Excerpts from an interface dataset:
--

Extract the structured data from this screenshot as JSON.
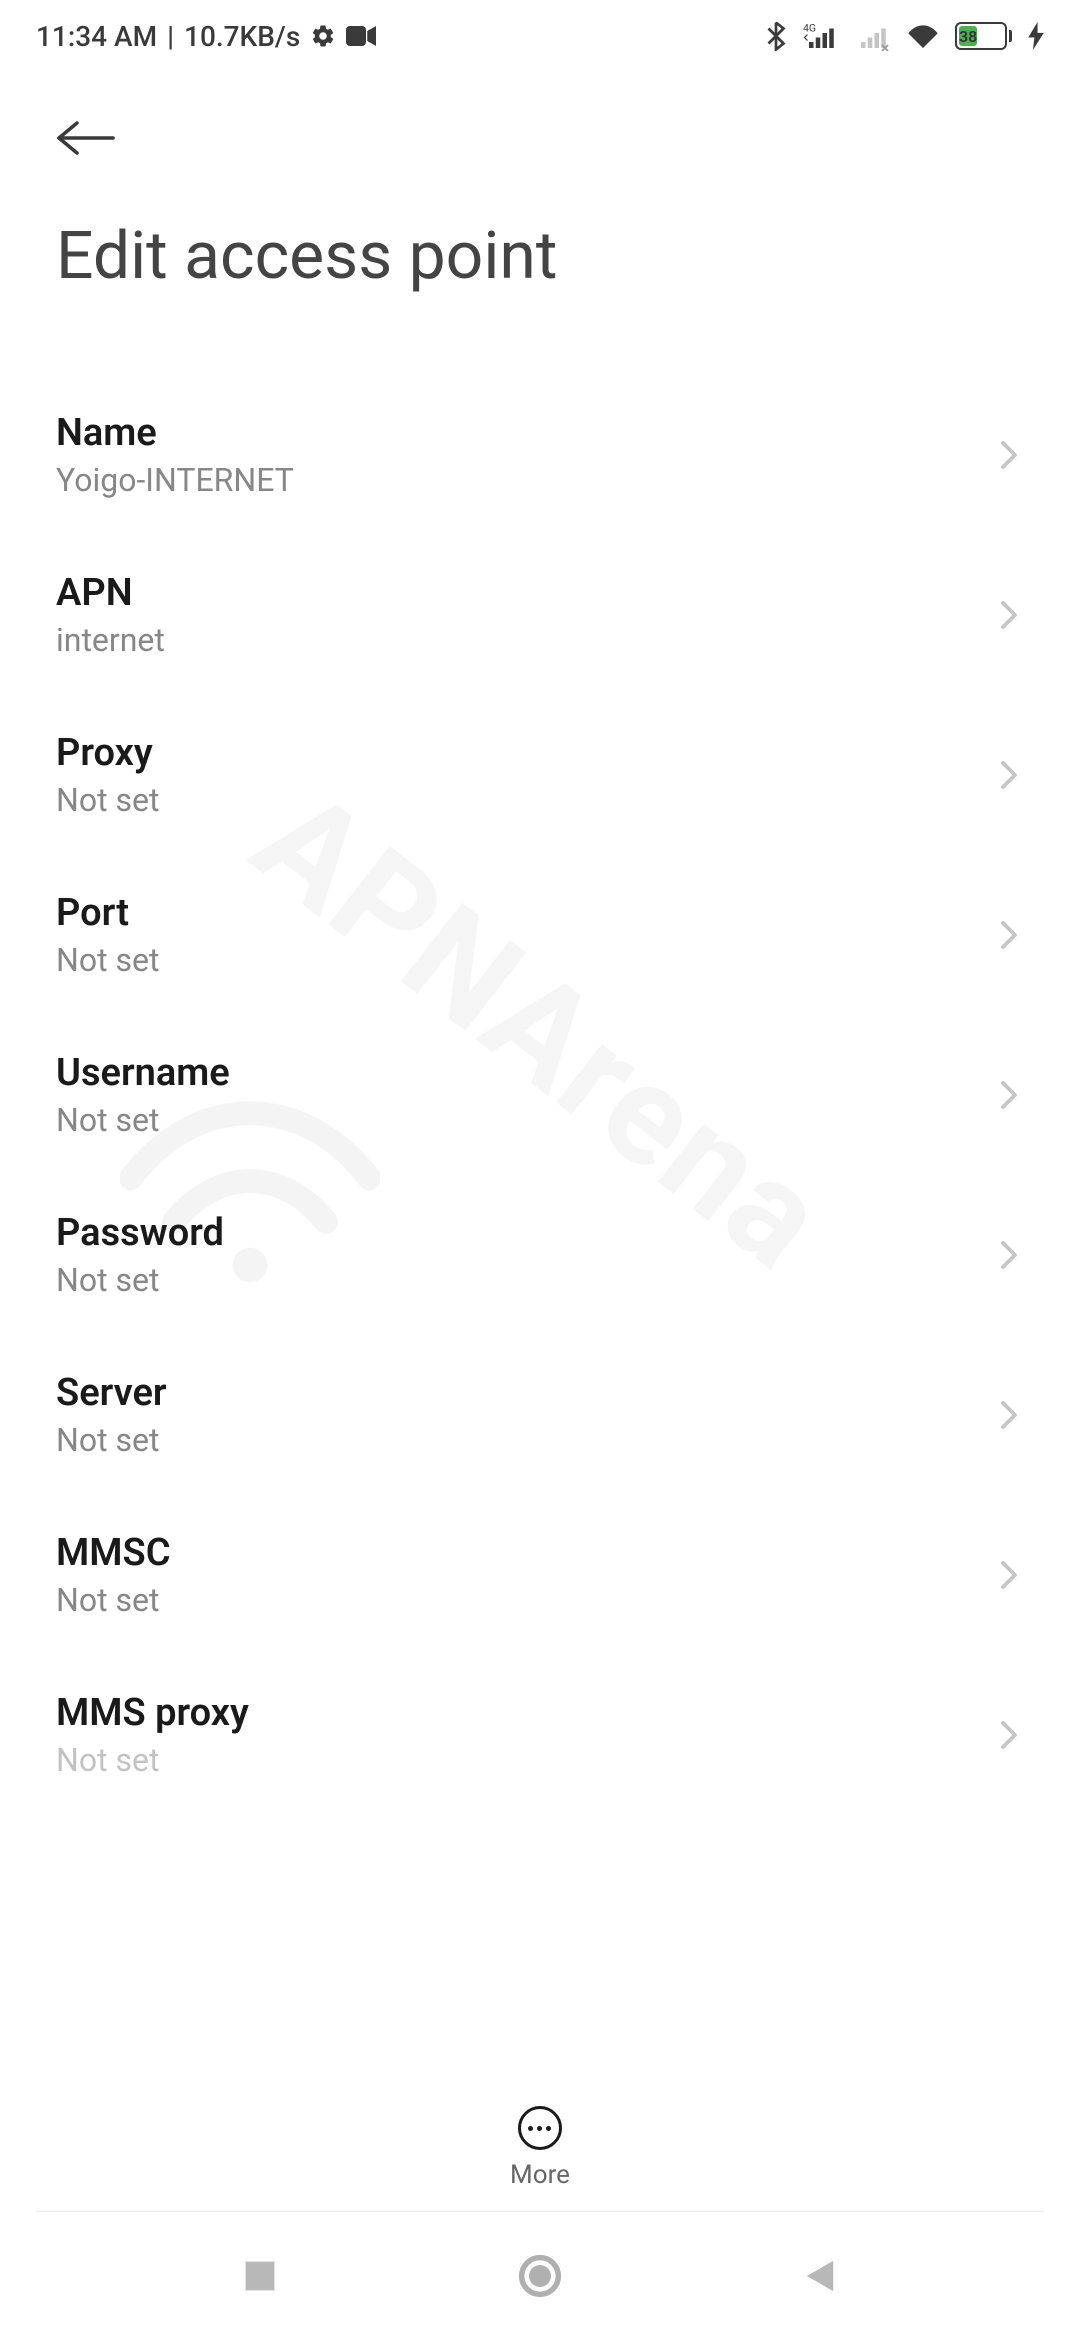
{
  "status": {
    "time": "11:34 AM",
    "net_speed": "10.7KB/s",
    "battery_pct": "38"
  },
  "header": {
    "title": "Edit access point"
  },
  "settings": {
    "name": {
      "label": "Name",
      "value": "Yoigo-INTERNET"
    },
    "apn": {
      "label": "APN",
      "value": "internet"
    },
    "proxy": {
      "label": "Proxy",
      "value": "Not set"
    },
    "port": {
      "label": "Port",
      "value": "Not set"
    },
    "username": {
      "label": "Username",
      "value": "Not set"
    },
    "password": {
      "label": "Password",
      "value": "Not set"
    },
    "server": {
      "label": "Server",
      "value": "Not set"
    },
    "mmsc": {
      "label": "MMSC",
      "value": "Not set"
    },
    "mms_proxy": {
      "label": "MMS proxy",
      "value": "Not set"
    }
  },
  "footer": {
    "more_label": "More"
  },
  "watermark": "APNArena"
}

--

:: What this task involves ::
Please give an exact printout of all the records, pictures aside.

:: Answer for the task ::
Extract the structured data from this screenshot as JSON.
{
  "status": {
    "time": "11:34 AM",
    "net_speed": "10.7KB/s",
    "battery_pct": "38"
  },
  "header": {
    "title": "Edit access point"
  },
  "settings": {
    "name": {
      "label": "Name",
      "value": "Yoigo-INTERNET"
    },
    "apn": {
      "label": "APN",
      "value": "internet"
    },
    "proxy": {
      "label": "Proxy",
      "value": "Not set"
    },
    "port": {
      "label": "Port",
      "value": "Not set"
    },
    "username": {
      "label": "Username",
      "value": "Not set"
    },
    "password": {
      "label": "Password",
      "value": "Not set"
    },
    "server": {
      "label": "Server",
      "value": "Not set"
    },
    "mmsc": {
      "label": "MMSC",
      "value": "Not set"
    },
    "mms_proxy": {
      "label": "MMS proxy",
      "value": "Not set"
    }
  },
  "footer": {
    "more_label": "More"
  },
  "watermark": "APNArena"
}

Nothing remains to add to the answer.